◆ Data for this task ◆
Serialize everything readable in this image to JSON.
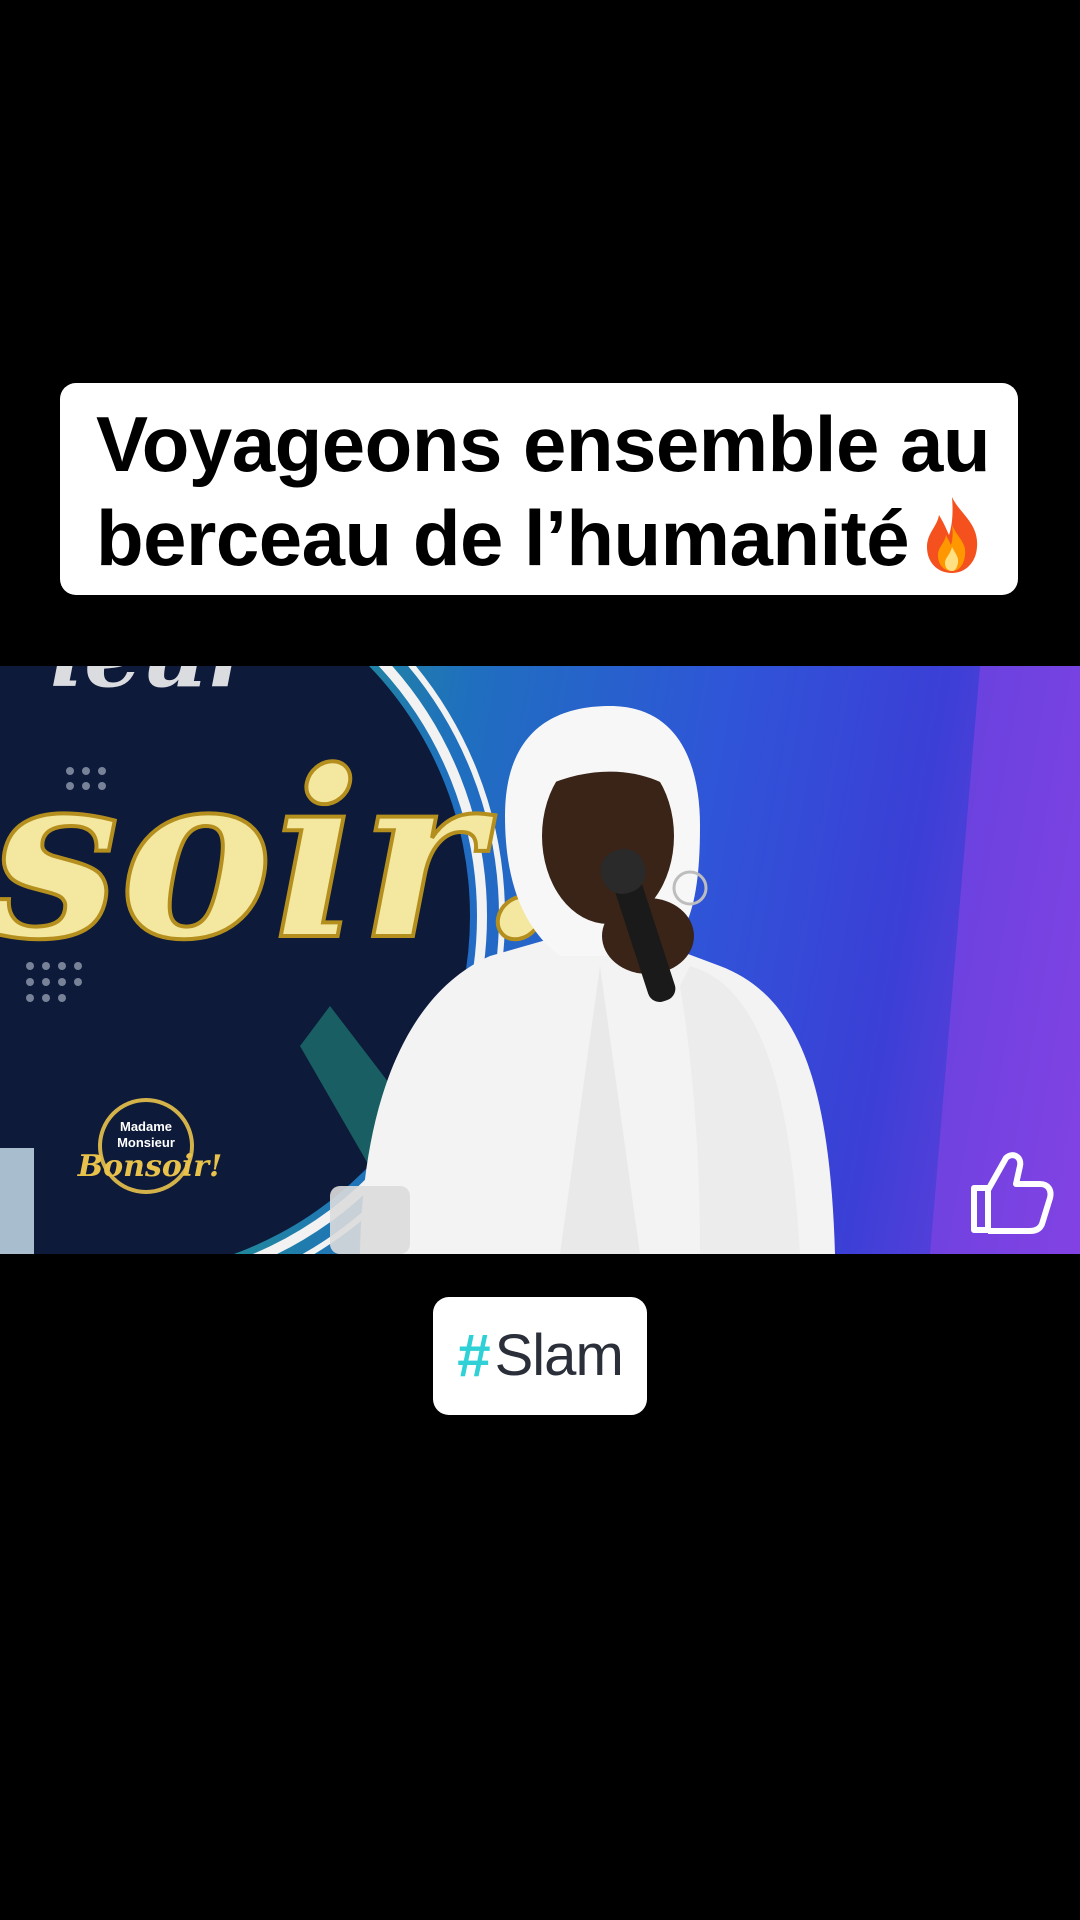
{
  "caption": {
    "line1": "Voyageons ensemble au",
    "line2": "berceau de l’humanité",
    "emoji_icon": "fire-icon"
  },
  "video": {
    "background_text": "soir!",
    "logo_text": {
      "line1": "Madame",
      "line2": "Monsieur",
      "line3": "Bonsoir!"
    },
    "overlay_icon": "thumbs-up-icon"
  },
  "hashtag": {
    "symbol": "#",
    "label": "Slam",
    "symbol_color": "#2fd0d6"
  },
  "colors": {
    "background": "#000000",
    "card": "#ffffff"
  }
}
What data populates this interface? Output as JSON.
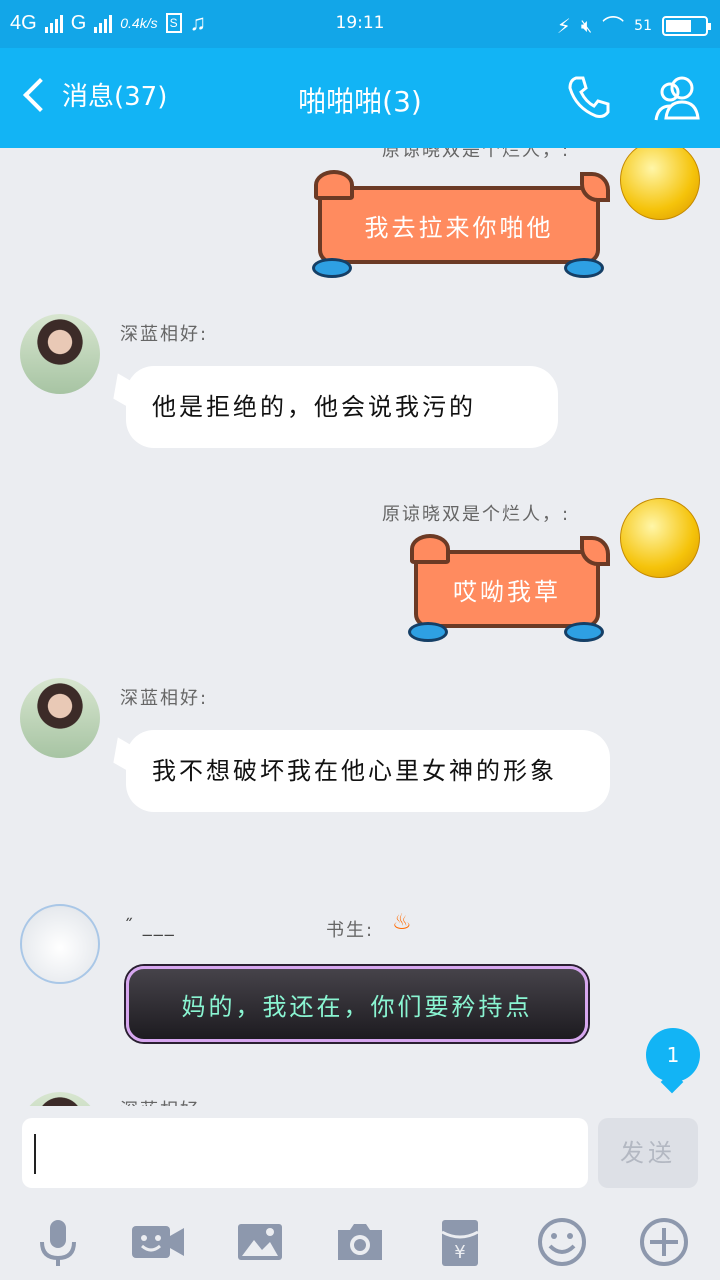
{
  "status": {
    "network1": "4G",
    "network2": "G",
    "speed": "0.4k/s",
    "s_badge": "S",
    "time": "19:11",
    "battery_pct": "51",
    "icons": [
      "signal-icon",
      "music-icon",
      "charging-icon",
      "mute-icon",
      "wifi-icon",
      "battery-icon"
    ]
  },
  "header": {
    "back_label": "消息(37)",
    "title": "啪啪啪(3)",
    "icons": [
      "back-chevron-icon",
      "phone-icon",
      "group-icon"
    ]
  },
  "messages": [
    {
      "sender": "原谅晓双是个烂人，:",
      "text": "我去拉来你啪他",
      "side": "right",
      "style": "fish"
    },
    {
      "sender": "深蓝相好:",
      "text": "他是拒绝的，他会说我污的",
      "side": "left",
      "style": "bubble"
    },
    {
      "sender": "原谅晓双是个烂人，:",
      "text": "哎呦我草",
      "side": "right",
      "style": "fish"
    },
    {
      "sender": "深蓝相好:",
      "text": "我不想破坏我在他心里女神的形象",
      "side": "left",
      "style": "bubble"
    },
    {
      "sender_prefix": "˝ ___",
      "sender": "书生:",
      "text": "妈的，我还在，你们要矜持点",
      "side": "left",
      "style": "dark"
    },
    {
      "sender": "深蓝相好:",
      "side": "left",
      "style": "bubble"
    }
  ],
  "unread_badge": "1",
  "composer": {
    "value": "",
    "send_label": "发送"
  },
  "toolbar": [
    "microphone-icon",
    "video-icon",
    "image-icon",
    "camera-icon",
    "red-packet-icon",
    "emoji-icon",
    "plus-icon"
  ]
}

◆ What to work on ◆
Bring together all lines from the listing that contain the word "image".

◆ Answer space ◆
Serialize everything readable in this image to JSON.
    "image-icon",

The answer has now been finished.